(EXCERPTED RECORDS begins)
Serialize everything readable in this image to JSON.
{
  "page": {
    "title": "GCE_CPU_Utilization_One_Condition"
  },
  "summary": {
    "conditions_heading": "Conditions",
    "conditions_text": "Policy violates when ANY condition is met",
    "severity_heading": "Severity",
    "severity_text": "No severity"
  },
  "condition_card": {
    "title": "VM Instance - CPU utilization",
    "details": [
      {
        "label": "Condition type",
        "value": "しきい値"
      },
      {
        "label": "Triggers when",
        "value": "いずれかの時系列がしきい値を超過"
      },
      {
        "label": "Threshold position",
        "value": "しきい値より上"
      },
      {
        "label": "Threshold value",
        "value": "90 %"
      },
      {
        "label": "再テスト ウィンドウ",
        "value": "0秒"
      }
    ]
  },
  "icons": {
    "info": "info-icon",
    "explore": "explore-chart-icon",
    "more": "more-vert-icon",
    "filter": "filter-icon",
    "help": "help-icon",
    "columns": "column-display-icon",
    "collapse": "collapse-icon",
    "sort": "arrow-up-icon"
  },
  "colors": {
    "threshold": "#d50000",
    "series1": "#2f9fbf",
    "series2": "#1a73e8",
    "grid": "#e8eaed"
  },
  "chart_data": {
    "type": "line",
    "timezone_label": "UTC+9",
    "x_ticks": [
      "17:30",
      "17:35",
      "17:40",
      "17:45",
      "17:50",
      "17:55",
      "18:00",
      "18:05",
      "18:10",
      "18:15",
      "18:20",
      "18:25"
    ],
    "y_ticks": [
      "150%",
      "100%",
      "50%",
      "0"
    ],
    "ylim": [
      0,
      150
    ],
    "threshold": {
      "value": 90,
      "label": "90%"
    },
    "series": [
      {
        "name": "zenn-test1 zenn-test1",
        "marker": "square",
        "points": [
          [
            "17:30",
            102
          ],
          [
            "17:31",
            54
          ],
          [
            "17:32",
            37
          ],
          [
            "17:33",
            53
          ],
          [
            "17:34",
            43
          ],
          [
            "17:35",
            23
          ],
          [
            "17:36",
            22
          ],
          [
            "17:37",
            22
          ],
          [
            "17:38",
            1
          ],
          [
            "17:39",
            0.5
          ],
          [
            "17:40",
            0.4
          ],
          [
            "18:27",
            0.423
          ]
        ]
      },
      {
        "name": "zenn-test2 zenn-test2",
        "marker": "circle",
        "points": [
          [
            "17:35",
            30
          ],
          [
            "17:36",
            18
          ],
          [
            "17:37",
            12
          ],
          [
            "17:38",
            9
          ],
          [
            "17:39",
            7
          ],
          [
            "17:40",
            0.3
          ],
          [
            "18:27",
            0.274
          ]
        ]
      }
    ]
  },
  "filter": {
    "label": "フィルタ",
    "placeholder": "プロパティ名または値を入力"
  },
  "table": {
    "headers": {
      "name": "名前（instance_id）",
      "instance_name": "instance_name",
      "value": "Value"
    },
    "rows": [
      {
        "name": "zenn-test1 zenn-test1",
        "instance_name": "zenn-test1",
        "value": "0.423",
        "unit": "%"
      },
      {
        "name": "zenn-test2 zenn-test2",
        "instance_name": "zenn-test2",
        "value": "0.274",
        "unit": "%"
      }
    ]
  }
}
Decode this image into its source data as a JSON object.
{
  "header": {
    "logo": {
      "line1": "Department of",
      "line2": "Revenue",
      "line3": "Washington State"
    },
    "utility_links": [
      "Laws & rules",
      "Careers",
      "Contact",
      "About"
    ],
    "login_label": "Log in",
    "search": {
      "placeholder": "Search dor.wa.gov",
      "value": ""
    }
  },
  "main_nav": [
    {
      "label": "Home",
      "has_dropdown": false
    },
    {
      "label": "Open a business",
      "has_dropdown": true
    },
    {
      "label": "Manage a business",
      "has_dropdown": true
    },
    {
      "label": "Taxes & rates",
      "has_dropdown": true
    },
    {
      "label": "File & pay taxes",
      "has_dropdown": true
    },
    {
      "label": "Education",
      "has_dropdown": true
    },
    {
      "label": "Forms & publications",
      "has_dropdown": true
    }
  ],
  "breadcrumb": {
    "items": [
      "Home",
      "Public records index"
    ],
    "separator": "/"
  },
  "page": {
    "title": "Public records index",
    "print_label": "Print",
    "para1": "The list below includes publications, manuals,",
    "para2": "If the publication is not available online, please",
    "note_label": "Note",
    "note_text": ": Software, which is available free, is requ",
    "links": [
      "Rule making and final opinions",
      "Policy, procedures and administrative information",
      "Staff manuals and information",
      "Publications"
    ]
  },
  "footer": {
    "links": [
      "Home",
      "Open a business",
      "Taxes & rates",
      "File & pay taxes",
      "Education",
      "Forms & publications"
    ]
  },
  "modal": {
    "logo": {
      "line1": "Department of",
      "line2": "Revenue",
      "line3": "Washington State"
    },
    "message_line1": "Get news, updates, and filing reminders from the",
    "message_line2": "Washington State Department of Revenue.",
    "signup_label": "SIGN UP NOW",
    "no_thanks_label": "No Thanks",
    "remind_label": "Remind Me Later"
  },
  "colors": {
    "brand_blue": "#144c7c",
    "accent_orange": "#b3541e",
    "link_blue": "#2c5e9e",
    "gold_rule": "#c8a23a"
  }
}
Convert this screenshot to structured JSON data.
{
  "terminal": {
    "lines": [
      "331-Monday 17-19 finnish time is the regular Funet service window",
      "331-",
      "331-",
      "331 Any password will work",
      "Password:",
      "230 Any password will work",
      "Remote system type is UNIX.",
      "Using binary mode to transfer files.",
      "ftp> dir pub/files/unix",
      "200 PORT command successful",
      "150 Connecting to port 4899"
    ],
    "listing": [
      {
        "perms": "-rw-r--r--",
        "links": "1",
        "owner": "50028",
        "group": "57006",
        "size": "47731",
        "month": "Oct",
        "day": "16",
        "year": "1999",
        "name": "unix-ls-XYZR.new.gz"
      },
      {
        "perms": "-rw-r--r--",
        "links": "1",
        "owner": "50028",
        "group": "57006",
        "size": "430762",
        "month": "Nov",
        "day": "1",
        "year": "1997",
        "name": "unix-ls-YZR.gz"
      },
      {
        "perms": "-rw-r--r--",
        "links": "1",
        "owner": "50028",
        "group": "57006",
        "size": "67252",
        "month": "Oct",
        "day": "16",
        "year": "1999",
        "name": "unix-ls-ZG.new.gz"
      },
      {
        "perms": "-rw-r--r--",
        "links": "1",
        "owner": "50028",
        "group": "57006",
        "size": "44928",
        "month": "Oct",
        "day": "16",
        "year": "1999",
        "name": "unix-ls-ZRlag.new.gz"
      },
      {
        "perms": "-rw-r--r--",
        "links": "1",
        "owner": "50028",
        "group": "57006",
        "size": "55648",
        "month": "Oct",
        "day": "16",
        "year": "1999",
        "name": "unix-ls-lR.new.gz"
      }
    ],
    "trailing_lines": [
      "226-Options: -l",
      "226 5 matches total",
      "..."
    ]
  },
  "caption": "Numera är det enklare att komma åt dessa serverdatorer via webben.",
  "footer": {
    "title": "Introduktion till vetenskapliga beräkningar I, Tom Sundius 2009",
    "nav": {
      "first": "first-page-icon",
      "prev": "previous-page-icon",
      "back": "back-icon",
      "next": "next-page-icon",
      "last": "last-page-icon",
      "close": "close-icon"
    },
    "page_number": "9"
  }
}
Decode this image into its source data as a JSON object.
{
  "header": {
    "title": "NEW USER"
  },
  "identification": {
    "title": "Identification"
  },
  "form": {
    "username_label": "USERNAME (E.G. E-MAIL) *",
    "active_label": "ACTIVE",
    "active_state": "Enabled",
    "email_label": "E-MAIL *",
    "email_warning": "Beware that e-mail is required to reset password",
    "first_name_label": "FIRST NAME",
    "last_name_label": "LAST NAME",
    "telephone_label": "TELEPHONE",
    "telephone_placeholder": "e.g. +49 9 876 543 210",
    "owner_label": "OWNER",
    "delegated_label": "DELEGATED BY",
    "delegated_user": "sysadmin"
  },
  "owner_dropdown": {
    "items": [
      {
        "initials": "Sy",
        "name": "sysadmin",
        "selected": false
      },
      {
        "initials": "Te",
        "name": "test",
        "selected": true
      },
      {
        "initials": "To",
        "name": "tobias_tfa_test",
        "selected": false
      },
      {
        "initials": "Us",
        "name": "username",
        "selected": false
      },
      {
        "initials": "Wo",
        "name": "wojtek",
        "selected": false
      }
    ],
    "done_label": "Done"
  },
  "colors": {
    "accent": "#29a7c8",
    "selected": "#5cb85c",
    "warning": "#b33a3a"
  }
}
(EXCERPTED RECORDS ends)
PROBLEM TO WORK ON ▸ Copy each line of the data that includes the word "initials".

ANSWER ▸
        "initials": "Sy",
        "initials": "Te",
        "initials": "To",
        "initials": "Us",
        "initials": "Wo",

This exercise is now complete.